So that's about it. I'm back, and I'll try to be here a little more often. I know I don't have billions of adoring fans, but I've got a couple of folks who still check in from time to time. I'll see if I can't come up with something a little more interesting for you to read.

Monday, April 24, 2006

Helen says Hey

Well, we survived the trip up to Helen with nary an incident. There was a late-night storm on Friday, but it cleared out by late Saturday morning and left us with beautiful weather. In the show, we took People’s Choice in the Late Open class (late model convertibles). And they closed down the main drag through town on Saturday afternoon to let the pedal through.

Aside from that, there’s really not much else to tell. Of the five meals that we ate while in town, one was an awards banquet, one was lunch at Wendy’s, and the other three were Huddle House1. Not my choice, I might add. I stopped by (more bad polka alert; enter at your own risk) looking for German magazines, but all they had were the German equivalent of Women’s Day. I did pick up one of their Bavarian cream muffins, though. Those alone were worth the trip.

We forgot to take the flamingo with us, though. He stayed home and watched the house.

Last night, Trailerboy turned me on to the wonders of Starbuck’s Light Frappucino, or however you spell it. Basically it’s a Frappucino made with skim milk and Splenda, and no whipped cream. The tall ones2 are three points for most flavors, but the mocha is only two points. I had a caramel one last night. It’s actually very much not bad.

Tonight is more Deutsche mit Hans-Peter. I’m actually more comfortable about tonight’s class than last week. I did OK last week, but I’ve been brushing up, so I ought to be able to follow him better. We’ll see how it goes.

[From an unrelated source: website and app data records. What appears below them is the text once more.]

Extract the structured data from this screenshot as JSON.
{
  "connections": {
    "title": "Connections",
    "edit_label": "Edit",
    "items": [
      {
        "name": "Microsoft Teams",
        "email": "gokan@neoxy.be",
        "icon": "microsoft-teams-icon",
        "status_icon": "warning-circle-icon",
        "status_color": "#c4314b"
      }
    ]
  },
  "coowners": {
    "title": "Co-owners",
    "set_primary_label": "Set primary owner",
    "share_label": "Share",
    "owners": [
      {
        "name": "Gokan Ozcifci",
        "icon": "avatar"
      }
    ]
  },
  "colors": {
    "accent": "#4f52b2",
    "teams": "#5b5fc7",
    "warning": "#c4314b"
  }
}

1They have French fries, you know.
2That’s “small,” for the English-speakers in my audience.

Friday, April 21, 2006

Such a vicious attack monster

Apparently my Aussie doesn't like the buzzer on our new dryer at all. Last night I was watching...whatever they call that Presidential TV show with Geena Davis and Donald Sutherland. When the dryer buzzed, she roused herself from her floor-slumber, hurried over to where I was lying on the couch, and proceeded to climb up onto my torso. With all four paws. That wouldn't be a big deal except she's never been allowed on the furniture and she knows it. And she's a stickler for rules and structure.2

Her brother (read "70 lbs of blonde fur and slobber") slept like a baby through the entire ordeal.

So much for my watchdog.

1The dog, not Geena Davis.
2If that sounds funny, you've never had an Aussie.